Kinsey, Bullock introduce legislation to address sickle cell disease
HARRISBURG, Sept. 21 – State Reps. Stephen Kinsey and Pennsylvania Legislative Black Caucus Chair Donna Bullock, both D-Phila., have introduced a resolution to promote greater access and research for sickle cell disease.
Sickle cell disease is an inherited blood disorder that predominately affects African Americans. The disease produces abnormal red blood cell shapes (i.e. crescent or “sickle”) that cause red blood cells to become hard, sticky, and die at an earlier rate than normal red blood cells. This can lead to serious complications among individuals, such as anemia, infections, strokes and more.
There have been new therapies to address sickle cell that have greatly improved in recent years, but Kinsey said he wants it to be more accessible to low-income individuals.
“We need to ensure that folks with sickle cell have access to address their medical needs, and it starts with having them covered by Medicaid and Medicare programs,” Kinsey said. “This disease has affected many Black folks for far too long, and we must make sure that they do not face any barriers when it comes to addressing this disease.”
This resolution would call on federal policymakers to ensure that individuals have access to all medications and forms of treatment, as well as ensure that any new therapies are covered by Medicare and Medicaid programs.
Additionally, this resolution would designate the state Department of Health to conduct a comprehensive and coordinated data collection effort to better understand and quantify the score and impact of sickle cell disease on patients, communities, states and across the nation.

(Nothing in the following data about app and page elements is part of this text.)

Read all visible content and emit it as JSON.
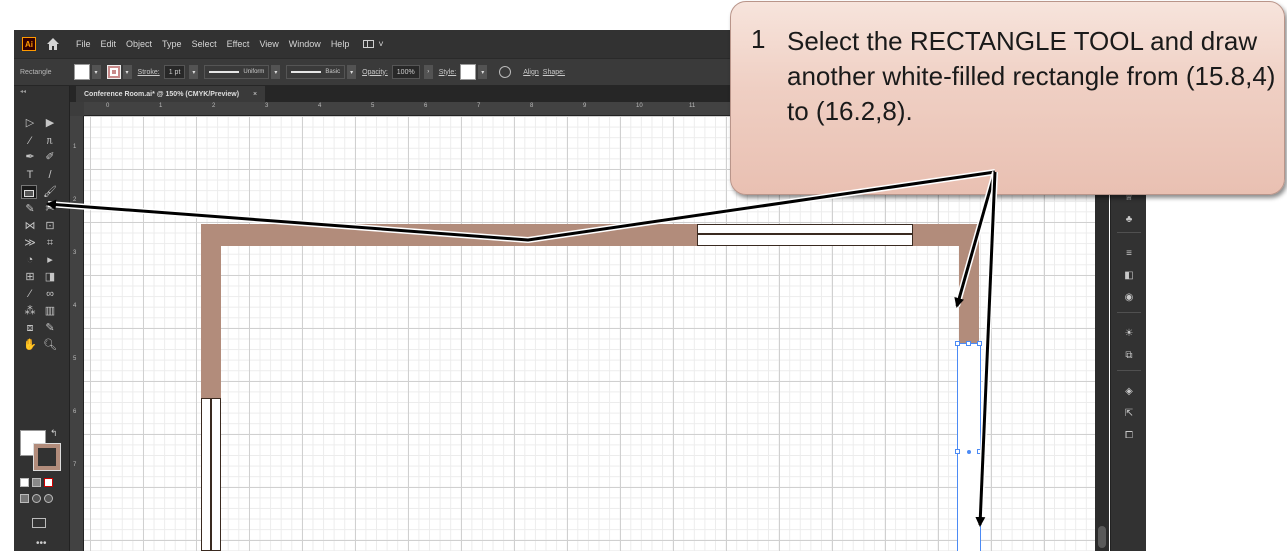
{
  "menubar": {
    "logo": "Ai",
    "items": [
      "File",
      "Edit",
      "Object",
      "Type",
      "Select",
      "Effect",
      "View",
      "Window",
      "Help"
    ],
    "workspace_caret": "˅"
  },
  "controlbar": {
    "selection_label": "Rectangle",
    "stroke_label": "Stroke:",
    "stroke_weight": "1 pt",
    "profile": "Uniform",
    "brush": "Basic",
    "opacity_label": "Opacity:",
    "opacity_value": "100%",
    "style_label": "Style:",
    "align_label": "Align",
    "shape_label": "Shape:"
  },
  "document_tab": {
    "title": "Conference Room.ai* @ 150% (CMYK/Preview)",
    "close": "×"
  },
  "ruler_top_numbers": [
    "0",
    "1",
    "2",
    "3",
    "4",
    "5",
    "6",
    "7",
    "8",
    "9",
    "10",
    "11"
  ],
  "ruler_left_numbers": [
    "1",
    "2",
    "3",
    "4",
    "5",
    "6",
    "7"
  ],
  "colors": {
    "wall": "#b28c7b",
    "selection": "#4c8bf5",
    "callout": "#efcfc3"
  },
  "callout": {
    "number": "1",
    "text": "Select the RECTANGLE TOOL and draw another white-filled rectangle from (15.8,4) to (16.2,8)."
  },
  "icons": [
    "home-icon",
    "rectangle-tool-icon",
    "selection-tool-icon",
    "pen-tool-icon",
    "type-tool-icon",
    "hand-tool-icon",
    "zoom-tool-icon"
  ]
}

"Pennsylvania Legislative Black Caucus is committed to raising awareness about sickle cell disease and working with patients and advocates to eliminate barriers to research and treatment,” Bullock said. “While there are new advancements in treatment, if patients can’t afford these treatments, what is the point? Included in this resolution is comprehensive data collection that will help everyone understand the true, every day impact this terrible disease has on patients living with it.”